Tips for moving across the hall or across the world
Whether it’s moving across the hall to a new apartment or moving across the country for a new job or new military orders; moving sucks! Trust me. My move here to rural Colorado was move number 40ish. Honestly, I’m pretty sure I’ve lost count or blocked some of the crazy from my mind. I’ve got this down to a science unfortunately and wanted to share my tips to making this a much easier process.
The first thing I do before I start throwing random stuff in boxes is label the boxes. VERY DETAILED LABELING! I usually make a list of what’s in the box like this:
Large pot with lid
Dish towels (I use these to pack around the glass lids)
This process takes a while but it’s worth it when you’re half unpacked and need to cook dinner! Knowing where your things are even when they aren’t all unpacked is helpful on the other end of things. If you’ve ever tried to find something buried in a box then you know how difficult it is to function and unpack at the same time.
Also, keep the vital things separate. This will include your bathroom toiletries (toothbrush, soaps etc) and some cookware (my skillet is always the last to be packed), be it paper plates and the number for the pizza guy, handy.
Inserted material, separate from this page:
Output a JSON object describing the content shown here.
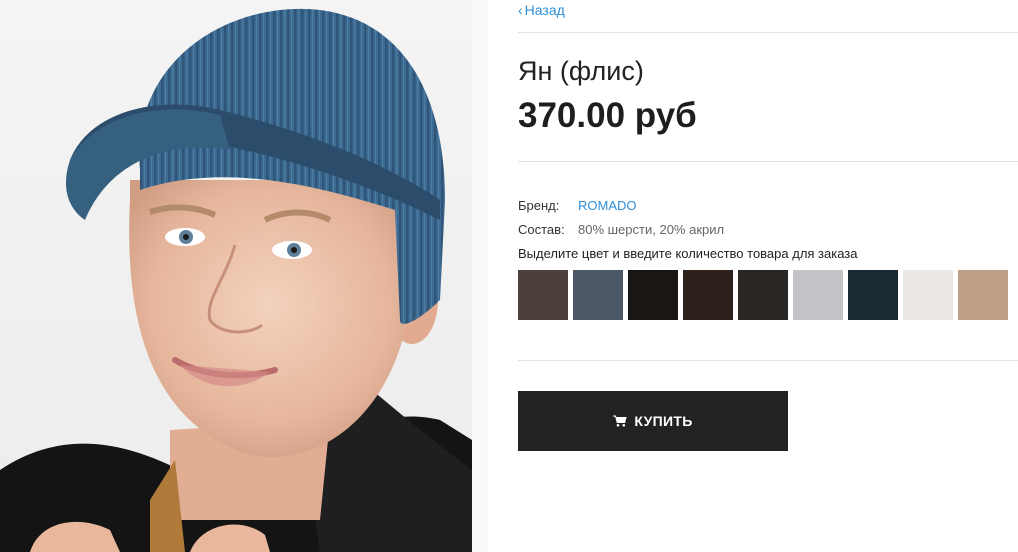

You’ll pack these last so they’re the first thing you unpack when you get to your new home.
2. Make a new house a hold quickly:
This is the worst part. UNPACK QUICKLY! Get to a new sense of normal as fast as you can. Each time I move I try to spend the first 2-3 days (every waking moment) unpacking. Yes, it sucks. Yes, you feel like you’re ignoring your whole family, especially if they’re too young to really help. But the faster you get to a sense of “normal” the better it will be for everyone.
When you’re unloading the truck or trailer try to put all the boxes in their perspective rooms. This way when you’re unpacking you don’t have to run all over the house looking for more things that go in that room. The key to this point is to get stuff put up. It doesn’t matter if you rearrange in a few weeks once you start using that room and want things moved. The key here is to getting it put away, hence why labeling is so vital to this whole process.
Every town has a commerce website. Start researching things in the area to do! Find where the local parks are and where the library is. Not only are these great kid friendly activities but they’re also free! Moving can be expensive so free activities is always a blessing.
Most towns also have a “buy, sell, trade” Facebook page now. Ask to join it and start asking questions. Most people on there are sane and willing to give good advice about schools, activities, good restaurants, best (or cheapest) places to grocery shop etc.
Each of those little tidbits of information will help you integrate into the community slowly. It will also help you get the things done you need too, like stocking the fridge, until you can take the time to find other grocery stores or activities that you might like better.
4. Finding a way to plug in:
If you’re religious then finding a good church is a fantastic way to get plugged into a community. If you don’t currently go to church I highly recommend you start checking them out!
Most churches have gender specific bible studies or small groups for certain demographics. This is a great way to get involved with other families just like yours in the community.
Another way that’s been a godsend to us is a library story hour. I’ve met many stay-at-home-moms this way and have made amazing friendships! It’s worth putting yourself out there, no matter how uncomfortable it is, to make a few connections. What’s the worst that can happen, though? You have one play date and realize you don’t care for them then you can move on! But you’ll never know of the friendships you might be missing out on until you put yourself out there and try!
5. Keep a schedule:
Every family has some sort of schedule. It doesn’t matter whether you homeschool the kids or work full time with the kids in school, everyone has some sort of schedule. KEEP A SCHEDULE! After the initial 2-3 days of unpacking, start up with your normal schedule as much as you can with being in the new town. If you used to go to Library story hour every Wednesday, start going to the new story time whenever that is. Keep some normal in your life. It will help the children (if you have any) immensely start to think of this house or town, as home. Find a way to keep things normal.
6. Find a map and garage sale:
This was one of my favorite ways to learn my way around town. We went to the city commerce and got a nice map (several of them actually). Then we got the ads for garage sales on Saturday mornings and planned our route. Not only did we learn our way around town, but we also got to meet new people. You never know what kind of people you will meet and what kind of connections they will bring that might be mutually beneficial later.
No matter how to slice it, moving sucks. There is no super easy (or cheap) way to get it all done. Hopefully, these tips help your family the next time you have to move.